Fly in and out of Kalispell for the most direct access, or if you want to add a little more Montana to your trip, fly through Missoula. This will definitely be what I’ll call a “destination road trip”. Get yourself a car and see everything the area has to offer. Not that you’ll be in the car the entire time…get out and use those feet to explore as many of the great trailheads in and around Glacier as you can.
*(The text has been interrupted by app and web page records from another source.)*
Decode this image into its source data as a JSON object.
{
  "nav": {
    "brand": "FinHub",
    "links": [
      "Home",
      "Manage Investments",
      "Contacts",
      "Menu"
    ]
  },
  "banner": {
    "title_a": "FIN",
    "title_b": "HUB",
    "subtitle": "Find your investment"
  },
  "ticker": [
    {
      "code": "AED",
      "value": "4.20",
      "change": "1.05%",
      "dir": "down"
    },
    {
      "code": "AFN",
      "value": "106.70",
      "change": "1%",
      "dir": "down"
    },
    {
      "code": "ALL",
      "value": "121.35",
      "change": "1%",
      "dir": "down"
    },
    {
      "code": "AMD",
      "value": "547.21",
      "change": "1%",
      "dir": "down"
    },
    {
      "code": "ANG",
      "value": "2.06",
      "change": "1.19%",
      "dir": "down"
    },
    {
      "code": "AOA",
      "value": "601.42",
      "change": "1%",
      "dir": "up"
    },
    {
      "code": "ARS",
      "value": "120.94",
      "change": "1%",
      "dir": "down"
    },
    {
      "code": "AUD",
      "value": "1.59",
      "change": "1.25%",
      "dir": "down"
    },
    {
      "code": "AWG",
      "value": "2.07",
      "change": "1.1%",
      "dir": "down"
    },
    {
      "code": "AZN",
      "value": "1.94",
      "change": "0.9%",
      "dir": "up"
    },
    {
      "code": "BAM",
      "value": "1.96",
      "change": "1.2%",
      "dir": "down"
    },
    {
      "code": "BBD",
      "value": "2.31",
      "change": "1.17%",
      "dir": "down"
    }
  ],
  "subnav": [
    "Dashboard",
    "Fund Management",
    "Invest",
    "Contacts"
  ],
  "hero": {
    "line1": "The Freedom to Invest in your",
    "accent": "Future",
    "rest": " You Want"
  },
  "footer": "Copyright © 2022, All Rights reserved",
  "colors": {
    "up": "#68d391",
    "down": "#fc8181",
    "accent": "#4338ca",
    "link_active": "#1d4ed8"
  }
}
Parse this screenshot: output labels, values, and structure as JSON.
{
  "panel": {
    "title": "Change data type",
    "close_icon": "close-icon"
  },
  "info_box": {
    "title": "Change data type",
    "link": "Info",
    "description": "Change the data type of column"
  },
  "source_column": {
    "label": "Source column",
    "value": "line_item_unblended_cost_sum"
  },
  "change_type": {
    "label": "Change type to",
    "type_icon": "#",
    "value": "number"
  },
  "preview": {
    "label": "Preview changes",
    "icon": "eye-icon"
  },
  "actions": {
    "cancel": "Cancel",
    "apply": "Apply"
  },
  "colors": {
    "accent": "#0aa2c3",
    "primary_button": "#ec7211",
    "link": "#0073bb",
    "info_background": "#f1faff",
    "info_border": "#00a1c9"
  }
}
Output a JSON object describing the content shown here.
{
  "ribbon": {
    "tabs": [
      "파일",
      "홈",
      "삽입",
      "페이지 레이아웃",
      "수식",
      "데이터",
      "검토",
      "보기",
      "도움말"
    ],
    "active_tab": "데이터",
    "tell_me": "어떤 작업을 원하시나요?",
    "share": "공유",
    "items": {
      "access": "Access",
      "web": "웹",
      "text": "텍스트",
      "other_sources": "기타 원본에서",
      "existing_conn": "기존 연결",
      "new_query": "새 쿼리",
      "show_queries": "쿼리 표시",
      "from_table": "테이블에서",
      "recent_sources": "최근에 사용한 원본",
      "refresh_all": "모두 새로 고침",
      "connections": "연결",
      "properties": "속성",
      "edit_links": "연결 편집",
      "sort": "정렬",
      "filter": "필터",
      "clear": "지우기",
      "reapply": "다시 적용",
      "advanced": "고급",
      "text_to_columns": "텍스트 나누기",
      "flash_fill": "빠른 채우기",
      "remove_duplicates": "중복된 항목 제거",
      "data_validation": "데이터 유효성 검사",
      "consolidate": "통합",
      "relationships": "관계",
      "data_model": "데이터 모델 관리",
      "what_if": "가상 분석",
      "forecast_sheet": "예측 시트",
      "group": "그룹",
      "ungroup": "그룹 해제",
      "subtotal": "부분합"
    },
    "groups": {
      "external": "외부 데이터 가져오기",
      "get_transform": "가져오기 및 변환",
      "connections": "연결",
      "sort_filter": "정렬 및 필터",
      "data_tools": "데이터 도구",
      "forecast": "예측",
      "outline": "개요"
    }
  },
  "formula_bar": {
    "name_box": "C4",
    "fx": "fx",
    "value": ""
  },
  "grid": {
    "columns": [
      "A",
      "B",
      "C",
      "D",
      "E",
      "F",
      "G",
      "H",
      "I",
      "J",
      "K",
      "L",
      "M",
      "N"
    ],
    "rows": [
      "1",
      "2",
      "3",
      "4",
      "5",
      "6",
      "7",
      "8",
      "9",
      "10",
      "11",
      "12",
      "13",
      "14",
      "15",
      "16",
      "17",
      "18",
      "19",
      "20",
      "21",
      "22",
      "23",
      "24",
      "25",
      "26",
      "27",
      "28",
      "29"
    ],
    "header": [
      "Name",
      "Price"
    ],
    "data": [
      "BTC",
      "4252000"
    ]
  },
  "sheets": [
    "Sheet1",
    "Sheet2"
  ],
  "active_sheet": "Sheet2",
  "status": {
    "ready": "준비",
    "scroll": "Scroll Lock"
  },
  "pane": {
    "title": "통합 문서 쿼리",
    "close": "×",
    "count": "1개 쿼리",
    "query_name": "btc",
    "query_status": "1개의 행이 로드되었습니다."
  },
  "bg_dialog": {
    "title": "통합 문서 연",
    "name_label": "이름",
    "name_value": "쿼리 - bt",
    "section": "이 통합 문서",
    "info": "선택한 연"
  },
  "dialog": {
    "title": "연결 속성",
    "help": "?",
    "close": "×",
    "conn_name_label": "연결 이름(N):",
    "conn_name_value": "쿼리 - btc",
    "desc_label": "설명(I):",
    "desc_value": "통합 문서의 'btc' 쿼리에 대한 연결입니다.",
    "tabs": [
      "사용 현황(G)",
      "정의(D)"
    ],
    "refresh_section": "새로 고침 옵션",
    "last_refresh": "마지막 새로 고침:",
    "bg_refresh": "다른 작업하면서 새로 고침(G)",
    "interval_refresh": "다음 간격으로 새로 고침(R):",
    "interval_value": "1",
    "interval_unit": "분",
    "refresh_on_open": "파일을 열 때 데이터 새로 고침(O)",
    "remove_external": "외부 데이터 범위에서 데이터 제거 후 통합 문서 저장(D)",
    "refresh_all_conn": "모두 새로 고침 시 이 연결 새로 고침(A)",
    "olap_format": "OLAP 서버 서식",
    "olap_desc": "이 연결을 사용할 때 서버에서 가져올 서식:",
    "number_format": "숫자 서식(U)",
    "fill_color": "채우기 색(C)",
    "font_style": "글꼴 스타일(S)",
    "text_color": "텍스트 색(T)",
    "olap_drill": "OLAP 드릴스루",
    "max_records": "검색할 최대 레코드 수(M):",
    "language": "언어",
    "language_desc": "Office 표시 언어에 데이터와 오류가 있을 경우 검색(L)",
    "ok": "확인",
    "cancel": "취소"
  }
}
Summer is peak season, so you’ll see hotels beginning to book up. If you want to visit the Flathead this summer, start making plans now. There are traditional hotels, resorts will be more expensive this time of year, vacation rentals and cabins and of course camping. If you plan to camp at all, research the availability of the campgrounds you are interested in as many fill up early on weekends. You will be able to find a place to stay at a decent budget, especially if you are willing to drive away from the lake to one of the surrounding towns.

Heather Knoff is a travel enthusiast, wife and dog mom who loves to share her experiences with others. She spent time living in South Korea as an English teacher, and takes every opportunity she gets to explore another corner of the world. Her home base is currently in Puyallup, WA.  She blogs at www.couchtotravel.com.

About the Author

I spent 5 years of my childhood in Mexico, became a teacher, traveled the world, married a nomad, and now run some websites and write books!